Excerpted records section start

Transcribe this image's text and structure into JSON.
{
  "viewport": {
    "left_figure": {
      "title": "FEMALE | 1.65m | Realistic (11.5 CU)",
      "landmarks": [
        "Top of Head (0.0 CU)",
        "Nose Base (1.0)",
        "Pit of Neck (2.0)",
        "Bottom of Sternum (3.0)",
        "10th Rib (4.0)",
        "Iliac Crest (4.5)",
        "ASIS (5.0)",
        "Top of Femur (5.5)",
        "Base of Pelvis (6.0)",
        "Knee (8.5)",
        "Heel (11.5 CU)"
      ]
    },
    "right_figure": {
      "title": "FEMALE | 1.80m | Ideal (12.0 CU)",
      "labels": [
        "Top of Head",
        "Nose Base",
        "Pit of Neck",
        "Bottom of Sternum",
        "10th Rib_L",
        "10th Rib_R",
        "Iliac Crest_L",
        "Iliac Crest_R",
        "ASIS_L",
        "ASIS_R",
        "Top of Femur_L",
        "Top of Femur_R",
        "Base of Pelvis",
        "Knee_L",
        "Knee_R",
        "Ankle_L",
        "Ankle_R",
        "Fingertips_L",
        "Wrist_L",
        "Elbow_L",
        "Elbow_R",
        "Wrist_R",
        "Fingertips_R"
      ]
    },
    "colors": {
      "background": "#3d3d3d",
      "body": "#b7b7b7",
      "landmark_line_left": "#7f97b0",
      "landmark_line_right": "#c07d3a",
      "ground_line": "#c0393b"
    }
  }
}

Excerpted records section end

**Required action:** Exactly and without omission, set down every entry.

**Solved exercise:**
Transcribe this image's text and structure into JSON.
{
  "viewport": {
    "left_figure": {
      "title": "FEMALE | 1.65m | Realistic (11.5 CU)",
      "landmarks": [
        "Top of Head (0.0 CU)",
        "Nose Base (1.0)",
        "Pit of Neck (2.0)",
        "Bottom of Sternum (3.0)",
        "10th Rib (4.0)",
        "Iliac Crest (4.5)",
        "ASIS (5.0)",
        "Top of Femur (5.5)",
        "Base of Pelvis (6.0)",
        "Knee (8.5)",
        "Heel (11.5 CU)"
      ]
    },
    "right_figure": {
      "title": "FEMALE | 1.80m | Ideal (12.0 CU)",
      "labels": [
        "Top of Head",
        "Nose Base",
        "Pit of Neck",
        "Bottom of Sternum",
        "10th Rib_L",
        "10th Rib_R",
        "Iliac Crest_L",
        "Iliac Crest_R",
        "ASIS_L",
        "ASIS_R",
        "Top of Femur_L",
        "Top of Femur_R",
        "Base of Pelvis",
        "Knee_L",
        "Knee_R",
        "Ankle_L",
        "Ankle_R",
        "Fingertips_L",
        "Wrist_L",
        "Elbow_L",
        "Elbow_R",
        "Wrist_R",
        "Fingertips_R"
      ]
    },
    "colors": {
      "background": "#3d3d3d",
      "body": "#b7b7b7",
      "landmark_line_left": "#7f97b0",
      "landmark_line_right": "#c07d3a",
      "ground_line": "#c0393b"
    }
  }
}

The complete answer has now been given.